Source: Irish Indendent
By: Adrian Weckler

A family in rural Cork has become the first home connected under the state’s €3bn National Broadband Plan.

The O’Connors, a family of five, live in a part of Carrigaline that previously had no reliable broadband available.

“Our youngest son starts school next year and will need a reliable internet connection to convert his schoolwork to braille,” said Brian O’Connor.

“I also work away from home frequently, so having the ability to speak and see each other remotely is going to mean the world to us, as well as helping us have more regular contact with other family members. These are things that many people in other areas might take for granted.”

According to National Broadband Ireland (NBI), the first wave of homes and businesses in Cork and Cavan are currently being connected to high-speed broadband through commercial operators such as Eir, Sky and Vodafone. Homes in Limerick and Galway are to follow in the coming weeks, the company says, with 19,000 due by the end of April and 130,000 due by the end of 2021.

The new service will typically cost from €45 per month for a 500Mbs connection or from €55 for a 1,000Mbs connection. This is cheaper than similar high-speed services in cities, most of which are limited to a single high-speed provider, Virgin Media. Virgin charges €71 per month for a 500Mbs after an introductory six-month discount period.

Rollout plans for other areas of the country can be checked at

However, a timeline for any potential acceleration in the rollout of the National Broadband Plan remains unclear. As it stands, the rollout is not due to be completely finished before 2027.

National Broadband Ireland’s chairman, David McCourt, said that his company is still looking at how to do it in conjunction with Government officials.

“I believe that if Covid gets behind us in the very near future, acceleration seems logical and probable,” he said. “We have a dedicated team looking at all the ways to bring homes from years six and seven right in. The department [of Communications] also has a team looking at it. They both meet every week and they’re working through all the details.

“Both groups are hopeful that there’ll be some level of success.
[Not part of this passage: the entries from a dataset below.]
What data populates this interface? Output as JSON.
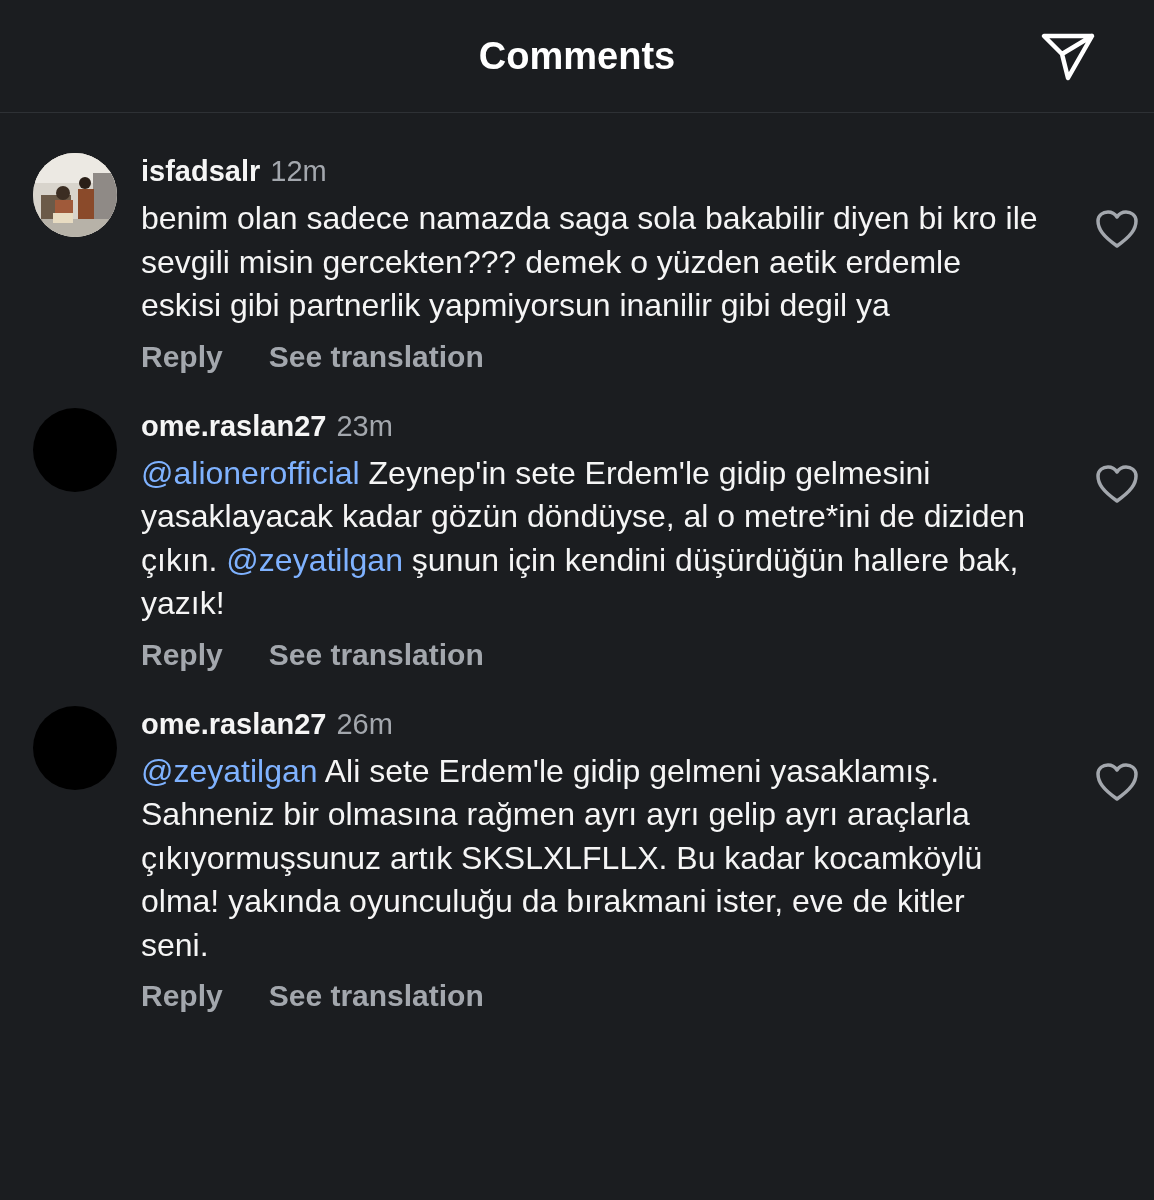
{
  "header": {
    "title": "Comments"
  },
  "comments": [
    {
      "avatar": {
        "kind": "picture"
      },
      "username": "isfadsalr",
      "time": "12m",
      "body": [
        {
          "kind": "text",
          "text": "benim olan sadece namazda saga sola bakabilir diyen bi kro ile sevgili misin gercekten??? demek o yüzden aetik erdemle eskisi gibi partnerlik yapmiyorsun inanilir gibi degil ya"
        }
      ],
      "liked": false,
      "actions": [
        "Reply",
        "See translation"
      ]
    },
    {
      "avatar": {
        "kind": "blank"
      },
      "username": "ome.raslan27",
      "time": "23m",
      "body": [
        {
          "kind": "mention",
          "text": "@alionerofficial"
        },
        {
          "kind": "text",
          "text": " Zeynep'in sete Erdem'le gidip gelmesini yasaklayacak kadar gözün döndüyse, al o metre*ini de diziden çıkın. "
        },
        {
          "kind": "mention",
          "text": "@zeyatilgan"
        },
        {
          "kind": "text",
          "text": " şunun için kendini düşürdüğün hallere bak, yazık!"
        }
      ],
      "liked": false,
      "actions": [
        "Reply",
        "See translation"
      ]
    },
    {
      "avatar": {
        "kind": "blank"
      },
      "username": "ome.raslan27",
      "time": "26m",
      "body": [
        {
          "kind": "mention",
          "text": "@zeyatilgan"
        },
        {
          "kind": "text",
          "text": " Ali sete Erdem'le gidip gelmeni yasaklamış. Sahneniz bir olmasına rağmen ayrı ayrı gelip ayrı araçlarla çıkıyormuşsunuz artık SKSLXLFLLX. Bu kadar kocamköylü olma! yakında oyunculuğu da bırakmani ister, eve de kitler seni."
        }
      ],
      "liked": false,
      "actions": [
        "Reply",
        "See translation"
      ]
    }
  ]
}
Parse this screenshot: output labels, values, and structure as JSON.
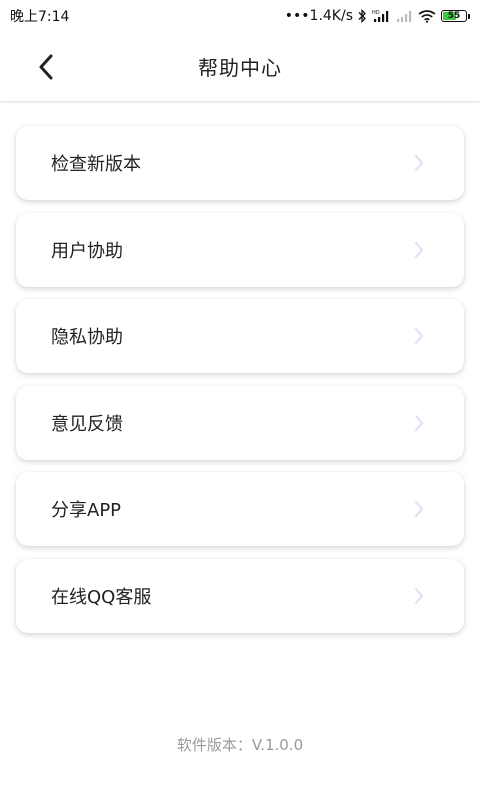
{
  "status_bar": {
    "time": "晚上7:14",
    "network_speed": "•••1.4K/s",
    "battery_level": "55",
    "icons": [
      "bluetooth-icon",
      "signal-hd-icon",
      "signal-weak-icon",
      "wifi-icon",
      "battery-icon"
    ]
  },
  "header": {
    "title": "帮助中心",
    "back_icon": "chevron-left-icon"
  },
  "menu": {
    "items": [
      {
        "label": "检查新版本"
      },
      {
        "label": "用户协助"
      },
      {
        "label": "隐私协助"
      },
      {
        "label": "意见反馈"
      },
      {
        "label": "分享APP"
      },
      {
        "label": "在线QQ客服"
      }
    ],
    "chevron_icon": "chevron-right-icon"
  },
  "footer": {
    "version": "软件版本：V.1.0.0"
  },
  "colors": {
    "battery_fill": "#3cc83c",
    "chevron": "#dde6f2",
    "version_text": "#9a9a9a"
  }
}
I believe they will come up with solutions to bring some amount of those homes forward. But I can’t tell you how many that might be.”

He said that there had already been some acceleration, with a decision to connect over 600 schools ahead of schedule.

Mr McCourt said that demand for the new high-speed broadband through the rural platform might be higher than originally anticipated.

“From what the service providers tell us, it’s more robust than we originally thought,” he said.

“For families and those working from home, there isn’t much of a choice. So I think [demand] will be more robust.”

NBI says that it currently has “operations” underway in all 26 counties, with construction ongoing for 19,237 premises in townlands across Cork, Cavan, Galway and Limerick. The first premises in these counties will be able to start placing orders through their retail broadband operators such as Sky, Vodafone, Pure Telecom and Eir, as well as a dozen smaller regional operators.

NBI says that it expects the number of premises under construction to be in excess of 130,000 by the end of the year, with approximately 70,000 premises available for connection “at prices similar to those available in urban areas”.

33 broadband and phone providers have signed up to sell services on the NBI network, according to the company, with 17 certified as ready to start providing connections to premises once they become available and customer orders are made.

Services will not be limited to broadband, but are likely to also include voice and TV.

“As a transformational project, the National Broadband Plan will connect over 1.1 million people across some 544,000 homes, business, farms and schools where commercial operators do not currently provide high-speed connectivity,” said Environment, Climate and Communications Minister Eamon Ryan.

“The growth in remote working and learning during the pandemic has highlighted how critical access to reliable, high-speed connectivity is to our lives. Today marks a major milestone in the rollout of the National Broadband Plan as we see the first connections and I’m delighted that homes and businesses will soon be able to start placing orders to receive access to world-leading connectivity.”